Another approach involves suspending a basket of botanicals in the still allowing vapors to pass through extracting aroma and flavor in this way. Those who use this technique exalt its delicate and pure results. In the case of cheap Gins, they use a method known as “cold compounding” where flavor essences are added to the neutral spirit. The results are about as awful as you would imagine.
Of course there are also many approaches to the spirit itself. Most Gins are made with a grain spirit base while a grape (or other fruit) base is certainly popular. Most Gins are crafted in column stills while pot stills are also used and often create Gins with a rich and oily texture.

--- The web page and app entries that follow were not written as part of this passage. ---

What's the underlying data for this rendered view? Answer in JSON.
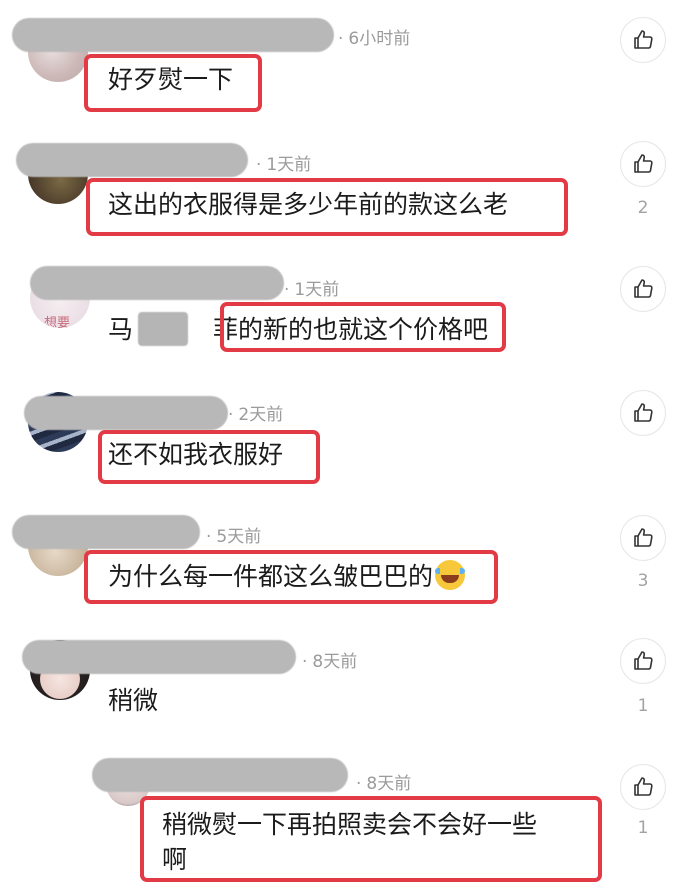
{
  "colors": {
    "highlight": "#e23b45",
    "time": "#9b9b9b",
    "text": "#1b1b1b"
  },
  "comments": [
    {
      "time": "6小时前",
      "text": "好歹熨一下",
      "likes": "",
      "avatar_text": ""
    },
    {
      "time": "1天前",
      "text": "这出的衣服得是多少年前的款这么老",
      "likes": "2",
      "avatar_text": ""
    },
    {
      "time": "1天前",
      "text_prefix": "马",
      "text_mid": "菲",
      "text_suffix": "的新的也就这个价格吧",
      "likes": "",
      "avatar_text": "想要"
    },
    {
      "time": "2天前",
      "text": "还不如我衣服好",
      "likes": "",
      "avatar_text": ""
    },
    {
      "time": "5天前",
      "text": "为什么每一件都这么皱巴巴的",
      "emoji": "face-with-tears-of-joy-icon",
      "likes": "3",
      "avatar_text": ""
    },
    {
      "time": "8天前",
      "text": "稍微",
      "likes": "1",
      "avatar_text": ""
    },
    {
      "time": "8天前",
      "text_line1": "稍微熨一下再拍照卖会不会好一些",
      "text_line2": "啊",
      "likes": "1",
      "avatar_text": ""
    }
  ],
  "icons": {
    "like": "thumbs-up-icon",
    "separator": "·"
  }
}
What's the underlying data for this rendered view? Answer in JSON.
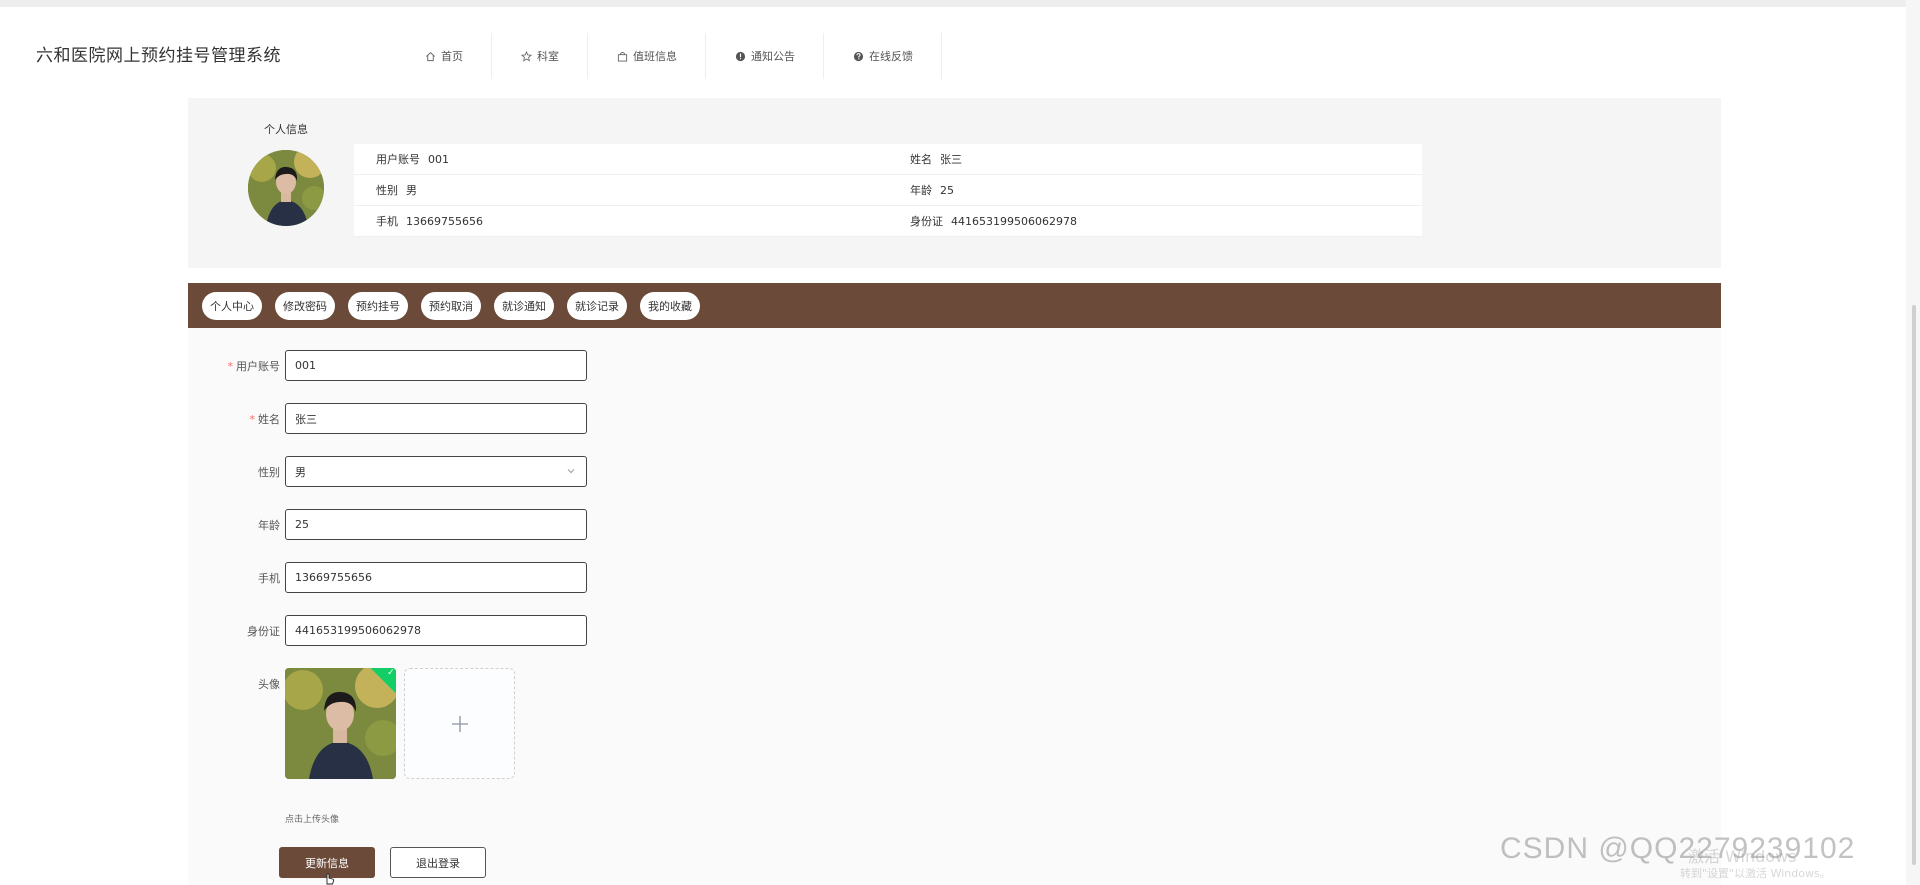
{
  "site": {
    "title": "六和医院网上预约挂号管理系统"
  },
  "nav": [
    {
      "label": "首页",
      "icon": "home-icon"
    },
    {
      "label": "科室",
      "icon": "star-icon"
    },
    {
      "label": "值班信息",
      "icon": "bag-icon"
    },
    {
      "label": "通知公告",
      "icon": "info-icon"
    },
    {
      "label": "在线反馈",
      "icon": "question-icon"
    }
  ],
  "profile": {
    "label": "个人信息",
    "rows": [
      [
        {
          "k": "用户账号",
          "v": "001"
        },
        {
          "k": "姓名",
          "v": "张三"
        }
      ],
      [
        {
          "k": "性别",
          "v": "男"
        },
        {
          "k": "年龄",
          "v": "25"
        }
      ],
      [
        {
          "k": "手机",
          "v": "13669755656"
        },
        {
          "k": "身份证",
          "v": "441653199506062978"
        }
      ]
    ]
  },
  "tabs": [
    "个人中心",
    "修改密码",
    "预约挂号",
    "预约取消",
    "就诊通知",
    "就诊记录",
    "我的收藏"
  ],
  "form": {
    "account": {
      "label": "用户账号",
      "value": "001"
    },
    "name": {
      "label": "姓名",
      "value": "张三"
    },
    "gender": {
      "label": "性别",
      "value": "男"
    },
    "age": {
      "label": "年龄",
      "value": "25"
    },
    "phone": {
      "label": "手机",
      "value": "13669755656"
    },
    "idcard": {
      "label": "身份证",
      "value": "441653199506062978"
    },
    "avatar": {
      "label": "头像",
      "hint": "点击上传头像"
    }
  },
  "buttons": {
    "update": "更新信息",
    "logout": "退出登录"
  },
  "overlay": {
    "watermark": "CSDN @QQ2279239102",
    "windows_title": "激活 Windows",
    "windows_sub": "转到\"设置\"以激活 Windows。"
  },
  "colors": {
    "brand": "#6b4a3a",
    "success": "#13ce66",
    "required": "#f56c6c"
  }
}
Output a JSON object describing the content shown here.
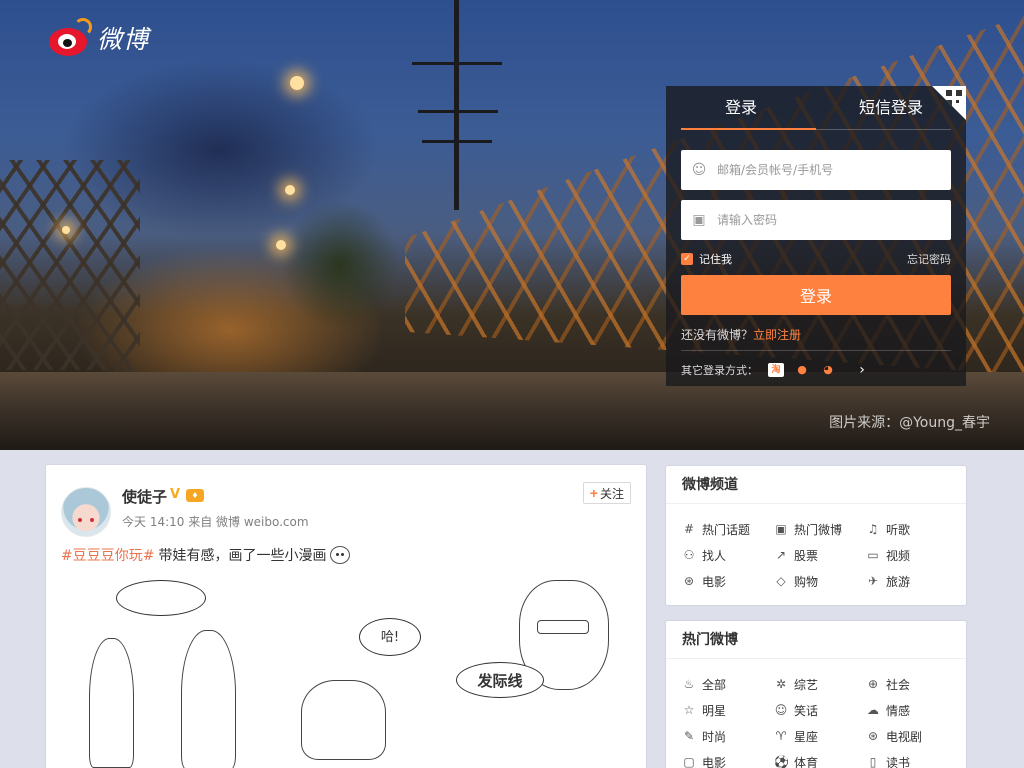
{
  "brand": {
    "logo_text": "微博"
  },
  "hero": {
    "photo_credit": "图片来源：@Young_春宇"
  },
  "login": {
    "tabs": [
      "登录",
      "短信登录"
    ],
    "account_placeholder": "邮箱/会员帐号/手机号",
    "password_placeholder": "请输入密码",
    "remember_label": "记住我",
    "remember_checked": true,
    "forgot_label": "忘记密码",
    "submit_label": "登录",
    "no_account_text": "还没有微博？",
    "register_link": "立即注册",
    "other_methods_label": "其它登录方式：",
    "other_methods_icons": [
      "taobao-icon",
      "qq-icon",
      "weibo-icon",
      "chevron-right-icon"
    ],
    "accent_color": "#ff8140"
  },
  "feed": {
    "post": {
      "username": "使徒子",
      "verified_badge": "V",
      "member_badge": "",
      "meta": "今天 14:10 来自 微博 weibo.com",
      "follow_label": "关注",
      "topic": "#豆豆豆你玩#",
      "text": "带娃有感，画了一些小漫画",
      "comic_texts": [
        "哈!",
        "发际线"
      ],
      "topic_color": "#eb7350"
    }
  },
  "sidebar": {
    "channels": {
      "title": "微博频道",
      "items": [
        {
          "icon": "hash-icon",
          "glyph": "#",
          "label": "热门话题"
        },
        {
          "icon": "fire-doc-icon",
          "glyph": "▣",
          "label": "热门微博"
        },
        {
          "icon": "music-icon",
          "glyph": "♫",
          "label": "听歌"
        },
        {
          "icon": "people-icon",
          "glyph": "⚇",
          "label": "找人"
        },
        {
          "icon": "stock-icon",
          "glyph": "↗",
          "label": "股票"
        },
        {
          "icon": "video-icon",
          "glyph": "▭",
          "label": "视频"
        },
        {
          "icon": "film-icon",
          "glyph": "⊛",
          "label": "电影"
        },
        {
          "icon": "tag-icon",
          "glyph": "◇",
          "label": "购物"
        },
        {
          "icon": "plane-icon",
          "glyph": "✈",
          "label": "旅游"
        }
      ]
    },
    "hot": {
      "title": "热门微博",
      "items": [
        {
          "icon": "fire-icon",
          "glyph": "♨",
          "label": "全部"
        },
        {
          "icon": "variety-icon",
          "glyph": "✲",
          "label": "综艺"
        },
        {
          "icon": "globe-icon",
          "glyph": "⊕",
          "label": "社会"
        },
        {
          "icon": "star-icon",
          "glyph": "☆",
          "label": "明星"
        },
        {
          "icon": "smile-icon",
          "glyph": "☺",
          "label": "笑话"
        },
        {
          "icon": "cloud-icon",
          "glyph": "☁",
          "label": "情感"
        },
        {
          "icon": "fashion-icon",
          "glyph": "✎",
          "label": "时尚"
        },
        {
          "icon": "aries-icon",
          "glyph": "♈",
          "label": "星座"
        },
        {
          "icon": "tv-icon",
          "glyph": "⊛",
          "label": "电视剧"
        },
        {
          "icon": "movie-icon",
          "glyph": "▢",
          "label": "电影"
        },
        {
          "icon": "sports-icon",
          "glyph": "⚽",
          "label": "体育"
        },
        {
          "icon": "book-icon",
          "glyph": "▯",
          "label": "读书"
        }
      ]
    }
  }
}
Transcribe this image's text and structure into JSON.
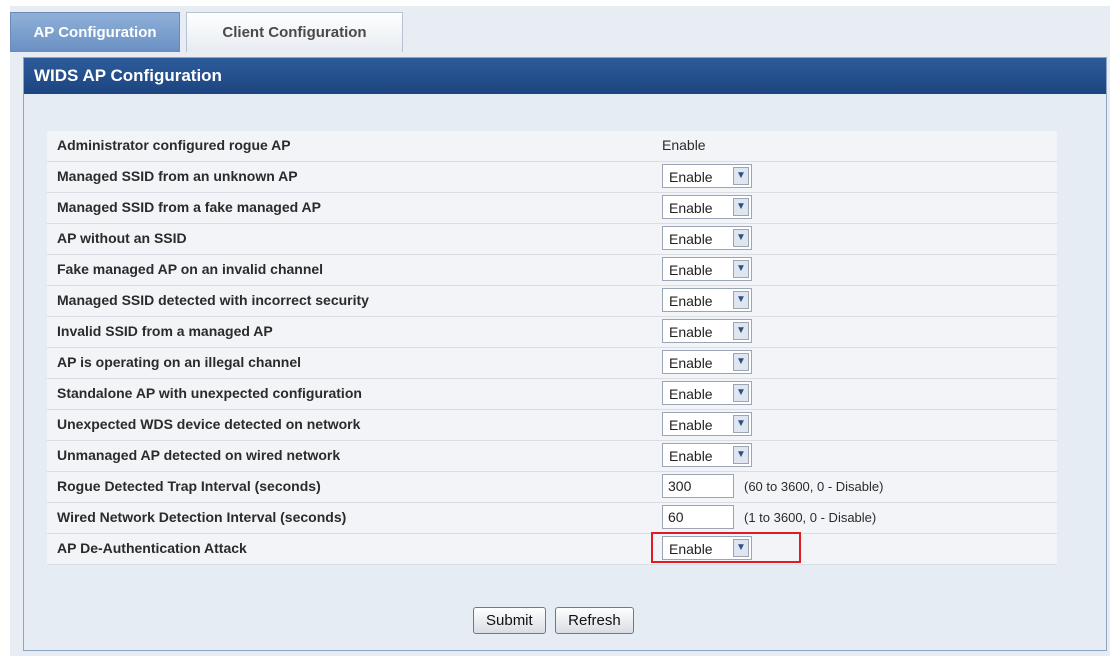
{
  "tabs": [
    {
      "label": "AP Configuration",
      "active": true
    },
    {
      "label": "Client Configuration",
      "active": false
    }
  ],
  "panel": {
    "title": "WIDS AP Configuration"
  },
  "rows": [
    {
      "label": "Administrator configured rogue AP",
      "value": "Enable"
    },
    {
      "label": "Managed SSID from an unknown AP",
      "value": "Enable"
    },
    {
      "label": "Managed SSID from a fake managed AP",
      "value": "Enable"
    },
    {
      "label": "AP without an SSID",
      "value": "Enable"
    },
    {
      "label": "Fake managed AP on an invalid channel",
      "value": "Enable"
    },
    {
      "label": "Managed SSID detected with incorrect security",
      "value": "Enable"
    },
    {
      "label": "Invalid SSID from a managed AP",
      "value": "Enable"
    },
    {
      "label": "AP is operating on an illegal channel",
      "value": "Enable"
    },
    {
      "label": "Standalone AP with unexpected configuration",
      "value": "Enable"
    },
    {
      "label": "Unexpected WDS device detected on network",
      "value": "Enable"
    },
    {
      "label": "Unmanaged AP detected on wired network",
      "value": "Enable"
    },
    {
      "label": "Rogue Detected Trap Interval (seconds)",
      "value": "300",
      "range": "(60 to 3600, 0 - Disable)"
    },
    {
      "label": "Wired Network Detection Interval (seconds)",
      "value": "60",
      "range": "(1 to 3600, 0 - Disable)"
    },
    {
      "label": "AP De-Authentication Attack",
      "value": "Enable"
    }
  ],
  "buttons": {
    "submit": "Submit",
    "refresh": "Refresh"
  },
  "colors": {
    "title_bar": "#1c4580",
    "highlight": "#e01b24",
    "active_tab": "#6b91c4"
  }
}
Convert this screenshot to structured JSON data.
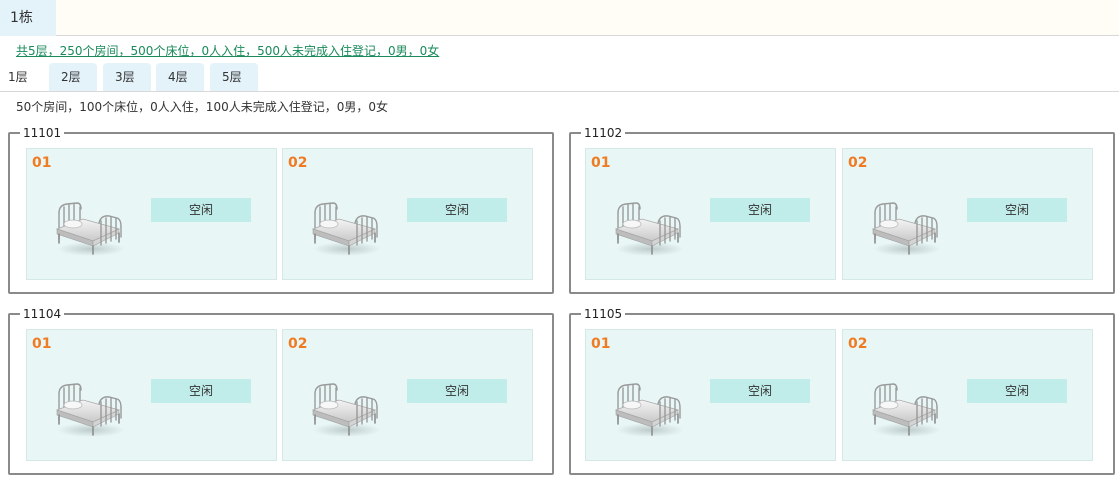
{
  "building": {
    "label": "1栋"
  },
  "summary": "共5层，250个房间，500个床位，0人入住，500人未完成入住登记，0男，0女",
  "floors": [
    {
      "label": "1层"
    },
    {
      "label": "2层"
    },
    {
      "label": "3层"
    },
    {
      "label": "4层"
    },
    {
      "label": "5层"
    }
  ],
  "active_floor": "1层",
  "floor_stats": "50个房间，100个床位，0人入住，100人未完成入住登记，0男，0女",
  "rooms": [
    {
      "number": "11101",
      "beds": [
        {
          "num": "01",
          "status": "空闲"
        },
        {
          "num": "02",
          "status": "空闲"
        }
      ]
    },
    {
      "number": "11102",
      "beds": [
        {
          "num": "01",
          "status": "空闲"
        },
        {
          "num": "02",
          "status": "空闲"
        }
      ]
    },
    {
      "number": "11104",
      "beds": [
        {
          "num": "01",
          "status": "空闲"
        },
        {
          "num": "02",
          "status": "空闲"
        }
      ]
    },
    {
      "number": "11105",
      "beds": [
        {
          "num": "01",
          "status": "空闲"
        },
        {
          "num": "02",
          "status": "空闲"
        }
      ]
    }
  ],
  "icons": {
    "bed": "hospital-bed-icon"
  },
  "colors": {
    "bed_number": "#ef7b23",
    "status_bg": "#c0ece9",
    "card_bg": "#e8f7f6",
    "tab_bg": "#e4f3fa",
    "summary_link": "#1a8a5a"
  }
}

When talking Gin styles we have to start with the original, Genever. Genever is semi-viscous being frequently malty and as much about the spirit as it is about the botanicals. This is greatly demonstrated in Oude (old) Genever. Old in this instance is not an indicator of age, but rather the sub-style that accentuates the lush, malty flavors.
The English Gin evolved to a crisp, dry style of London Dry that we are familiar with today. The style’s first divergence from Genever came in the use of column stills that created a lighter, drier spirit than the traditional pot still Genever. London Dry is typically bottled at a slightly high proof to better accentuate the aromatic botanicals.
Another style of English origin is the Plymouth style Gin. This style had been geographically protected meaning that it could only be produced in Plymouth. The first Plymouth Gins were very much like Genever but the style evolved to become more like the London Dry style albeit a little sweeter and fruit-forward.
Sweeter still among the English birthed Gins is the Old Tom style. This style was born in the 18th century and was, and is, more like Genever than London Dry. This was the preferred style in cocktails as it held its own and added a lot of texture to any drink. The style all but died in the 20th century but is now seeing a much needed revival.
Navy Strength Gin is a powerful Gin typically a higher proof version of a London Dry or Plymouth style bottled at 57% abv. The name is derived from the British Naval tradition of having Gin aboard their vessels at all times. Often the casks of Gin where kept near the gunpowder and wet gunpowder won’t fire your canons. However, spirit at 57% abv or higher will ignite and thus the standard was set.
Mahón style Gin is made in the Spanish isle of Menorca. The style originated when the isle was part of the British Empire. Mahón is made from a grape base distilled in pot stills. It’s rich and silky with a fruity, juniper-forward character.
Now that you are armed with a bit more Gin knowledge get out there and drink more Gin.